Your task -
Print the full set of records below, character for character and picture-free.

Materials provided section start

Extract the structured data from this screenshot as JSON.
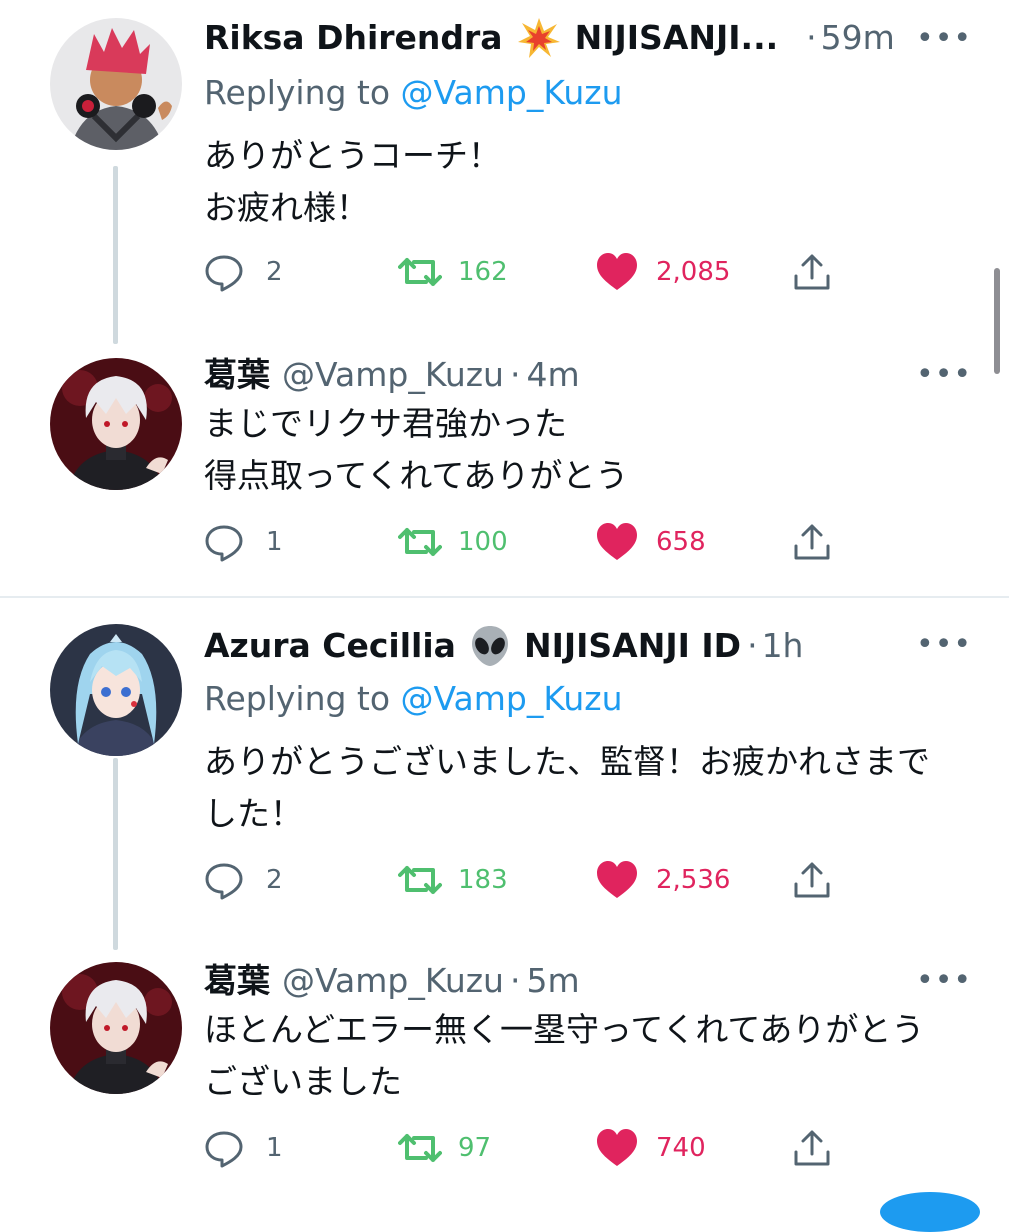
{
  "colors": {
    "accent": "#1d9bf0",
    "retweet": "#00ba7c",
    "like": "#f91880",
    "text": "#0f1419",
    "muted": "#536471"
  },
  "tweets": [
    {
      "name": "Riksa Dhirendra",
      "emoji_icon": "collision-emoji-icon",
      "name_suffix": "NIJISANJI...",
      "handle": "",
      "dot": "·",
      "time": "59m",
      "more": "•••",
      "reply_prefix": "Replying to ",
      "reply_handle": "@Vamp_Kuzu",
      "text_line1": "ありがとうコーチ！",
      "text_line2": "お疲れ様！",
      "replies": "2",
      "retweets": "162",
      "likes": "2,085"
    },
    {
      "name": "葛葉",
      "handle": "@Vamp_Kuzu",
      "dot": "·",
      "time": "4m",
      "more": "•••",
      "text_line1": "まじでリクサ君強かった",
      "text_line2": "得点取ってくれてありがとう",
      "replies": "1",
      "retweets": "100",
      "likes": "658"
    },
    {
      "name": "Azura Cecillia",
      "emoji_icon": "alien-emoji-icon",
      "name_suffix": "NIJISANJI ID",
      "handle": "",
      "dot": "·",
      "time": "1h",
      "more": "•••",
      "reply_prefix": "Replying to ",
      "reply_handle": "@Vamp_Kuzu",
      "text_line1": "ありがとうございました、監督！お疲かれさまで",
      "text_line2": "した！",
      "replies": "2",
      "retweets": "183",
      "likes": "2,536"
    },
    {
      "name": "葛葉",
      "handle": "@Vamp_Kuzu",
      "dot": "·",
      "time": "5m",
      "more": "•••",
      "text_line1": "ほとんどエラー無く一塁守ってくれてありがとう",
      "text_line2": "ございました",
      "replies": "1",
      "retweets": "97",
      "likes": "740"
    }
  ]
}
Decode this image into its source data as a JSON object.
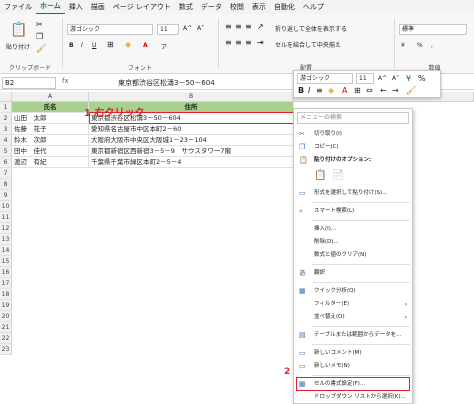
{
  "menu": [
    "ファイル",
    "ホーム",
    "挿入",
    "描画",
    "ページ レイアウト",
    "数式",
    "データ",
    "校閲",
    "表示",
    "自動化",
    "ヘルプ"
  ],
  "ribbon": {
    "clipboard": {
      "paste": "貼り付け",
      "label": "クリップボード"
    },
    "font": {
      "name": "游ゴシック",
      "size": "11",
      "bold": "B",
      "italic": "I",
      "underline": "U",
      "grow": "A^",
      "shrink": "A˅",
      "color_letter": "A",
      "phonetic": "ア",
      "label": "フォント"
    },
    "align": {
      "wrap": "折り返して全体を表示する",
      "merge": "セルを結合して中央揃え",
      "label": "配置"
    },
    "number": {
      "format": "標準",
      "currency": "¥",
      "percent": "%",
      "comma": ",",
      "label": "数値"
    }
  },
  "formula": {
    "namebox": "B2",
    "fx": "fx",
    "value": "東京都渋谷区松濤3－50－604"
  },
  "columns": [
    "A",
    "B",
    "C"
  ],
  "rows": [
    "1",
    "2",
    "3",
    "4",
    "5",
    "6",
    "7",
    "8",
    "9",
    "10",
    "11",
    "12",
    "13",
    "14",
    "15",
    "16",
    "17",
    "18",
    "19",
    "20",
    "21",
    "22",
    "23"
  ],
  "table": {
    "headers": [
      "氏名",
      "住所"
    ],
    "data": [
      [
        "山田　太郎",
        "東京都渋谷区松濤3－50－604"
      ],
      [
        "佐藤　花子",
        "愛知県名古屋市中区本町2－60"
      ],
      [
        "鈴木　次郎",
        "大阪府大阪市中央区大阪城1－23－104"
      ],
      [
        "田中　佳代",
        "東京都新宿区西新宿3－5－9　サウスタワー7階"
      ],
      [
        "渡辺　有紀",
        "千葉県千葉市緑区本町2－5－4"
      ]
    ]
  },
  "minitoolbar": {
    "font": "游ゴシック",
    "size": "11"
  },
  "context_menu": {
    "search_placeholder": "メニューの検索",
    "items": {
      "cut": "切り取り(I)",
      "copy": "コピー(C)",
      "paste_options": "貼り付けのオプション:",
      "paste_special": "形式を選択して貼り付け(S)...",
      "smart_lookup": "スマート検索(L)",
      "insert": "挿入(I)...",
      "delete": "削除(D)...",
      "clear": "数式と値のクリア(N)",
      "translate": "翻訳",
      "quick_analysis": "クイック分析(Q)",
      "filter": "フィルター(E)",
      "sort": "並べ替え(O)",
      "table_data": "テーブルまたは範囲からデータを...",
      "new_comment": "新しいコメント(M)",
      "new_note": "新しいメモ(N)",
      "format_cells": "セルの書式設定(F)...",
      "dropdown": "ドロップダウン リストから選択(K)..."
    }
  },
  "annotations": {
    "step1": "1 右クリック",
    "step2": "2"
  }
}
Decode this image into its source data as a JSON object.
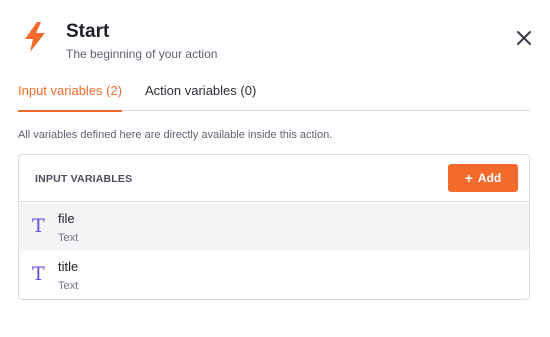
{
  "header": {
    "title": "Start",
    "subtitle": "The beginning of your action",
    "icon": "lightning-bolt-icon",
    "accent_color": "#f26b2c"
  },
  "tabs": [
    {
      "label": "Input variables (2)",
      "active": true
    },
    {
      "label": "Action variables (0)",
      "active": false
    }
  ],
  "description": "All variables defined here are directly available inside this action.",
  "panel": {
    "header_label": "INPUT VARIABLES",
    "add_label": "Add",
    "add_icon": "+",
    "rows": [
      {
        "icon": "T",
        "name": "file",
        "type": "Text"
      },
      {
        "icon": "T",
        "name": "title",
        "type": "Text"
      }
    ]
  }
}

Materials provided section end

Answer to this exercise -
Extract the structured data from this screenshot as JSON.
{
  "colors": {
    "accent": "#1d9bf0",
    "retweet": "#00ba7c",
    "like": "#f91880",
    "text": "#0f1419",
    "muted": "#536471"
  },
  "tweets": [
    {
      "name": "Riksa Dhirendra",
      "emoji_icon": "collision-emoji-icon",
      "name_suffix": "NIJISANJI...",
      "handle": "",
      "dot": "·",
      "time": "59m",
      "more": "•••",
      "reply_prefix": "Replying to ",
      "reply_handle": "@Vamp_Kuzu",
      "text_line1": "ありがとうコーチ！",
      "text_line2": "お疲れ様！",
      "replies": "2",
      "retweets": "162",
      "likes": "2,085"
    },
    {
      "name": "葛葉",
      "handle": "@Vamp_Kuzu",
      "dot": "·",
      "time": "4m",
      "more": "•••",
      "text_line1": "まじでリクサ君強かった",
      "text_line2": "得点取ってくれてありがとう",
      "replies": "1",
      "retweets": "100",
      "likes": "658"
    },
    {
      "name": "Azura Cecillia",
      "emoji_icon": "alien-emoji-icon",
      "name_suffix": "NIJISANJI ID",
      "handle": "",
      "dot": "·",
      "time": "1h",
      "more": "•••",
      "reply_prefix": "Replying to ",
      "reply_handle": "@Vamp_Kuzu",
      "text_line1": "ありがとうございました、監督！お疲かれさまで",
      "text_line2": "した！",
      "replies": "2",
      "retweets": "183",
      "likes": "2,536"
    },
    {
      "name": "葛葉",
      "handle": "@Vamp_Kuzu",
      "dot": "·",
      "time": "5m",
      "more": "•••",
      "text_line1": "ほとんどエラー無く一塁守ってくれてありがとう",
      "text_line2": "ございました",
      "replies": "1",
      "retweets": "97",
      "likes": "740"
    }
  ]
}
Decode this image into its source data as a JSON object.
{
  "menu": [
    "ファイル",
    "ホーム",
    "挿入",
    "描画",
    "ページ レイアウト",
    "数式",
    "データ",
    "校閲",
    "表示",
    "自動化",
    "ヘルプ"
  ],
  "ribbon": {
    "clipboard": {
      "paste": "貼り付け",
      "label": "クリップボード"
    },
    "font": {
      "name": "游ゴシック",
      "size": "11",
      "bold": "B",
      "italic": "I",
      "underline": "U",
      "grow": "A^",
      "shrink": "A˅",
      "color_letter": "A",
      "phonetic": "ア",
      "label": "フォント"
    },
    "align": {
      "wrap": "折り返して全体を表示する",
      "merge": "セルを結合して中央揃え",
      "label": "配置"
    },
    "number": {
      "format": "標準",
      "currency": "¥",
      "percent": "%",
      "comma": ",",
      "label": "数値"
    }
  },
  "formula": {
    "namebox": "B2",
    "fx": "fx",
    "value": "東京都渋谷区松濤3－50－604"
  },
  "columns": [
    "A",
    "B",
    "C"
  ],
  "rows": [
    "1",
    "2",
    "3",
    "4",
    "5",
    "6",
    "7",
    "8",
    "9",
    "10",
    "11",
    "12",
    "13",
    "14",
    "15",
    "16",
    "17",
    "18",
    "19",
    "20",
    "21",
    "22",
    "23"
  ],
  "table": {
    "headers": [
      "氏名",
      "住所"
    ],
    "data": [
      [
        "山田　太郎",
        "東京都渋谷区松濤3－50－604"
      ],
      [
        "佐藤　花子",
        "愛知県名古屋市中区本町2－60"
      ],
      [
        "鈴木　次郎",
        "大阪府大阪市中央区大阪城1－23－104"
      ],
      [
        "田中　佳代",
        "東京都新宿区西新宿3－5－9　サウスタワー7階"
      ],
      [
        "渡辺　有紀",
        "千葉県千葉市緑区本町2－5－4"
      ]
    ]
  },
  "minitoolbar": {
    "font": "游ゴシック",
    "size": "11"
  },
  "context_menu": {
    "search_placeholder": "メニューの検索",
    "items": {
      "cut": "切り取り(I)",
      "copy": "コピー(C)",
      "paste_options": "貼り付けのオプション:",
      "paste_special": "形式を選択して貼り付け(S)...",
      "smart_lookup": "スマート検索(L)",
      "insert": "挿入(I)...",
      "delete": "削除(D)...",
      "clear": "数式と値のクリア(N)",
      "translate": "翻訳",
      "quick_analysis": "クイック分析(Q)",
      "filter": "フィルター(E)",
      "sort": "並べ替え(O)",
      "table_data": "テーブルまたは範囲からデータを...",
      "new_comment": "新しいコメント(M)",
      "new_note": "新しいメモ(N)",
      "format_cells": "セルの書式設定(F)...",
      "dropdown": "ドロップダウン リストから選択(K)..."
    }
  },
  "annotations": {
    "step1": "1 右クリック",
    "step2": "2"
  }
}
Decode this image into its source data as a JSON object.
{
  "header": {
    "title": "Start",
    "subtitle": "The beginning of your action",
    "icon": "lightning-bolt-icon",
    "accent_color": "#f26b2c"
  },
  "tabs": [
    {
      "label": "Input variables (2)",
      "active": true
    },
    {
      "label": "Action variables (0)",
      "active": false
    }
  ],
  "description": "All variables defined here are directly available inside this action.",
  "panel": {
    "header_label": "INPUT VARIABLES",
    "add_label": "Add",
    "add_icon": "+",
    "rows": [
      {
        "icon": "T",
        "name": "file",
        "type": "Text"
      },
      {
        "icon": "T",
        "name": "title",
        "type": "Text"
      }
    ]
  }
}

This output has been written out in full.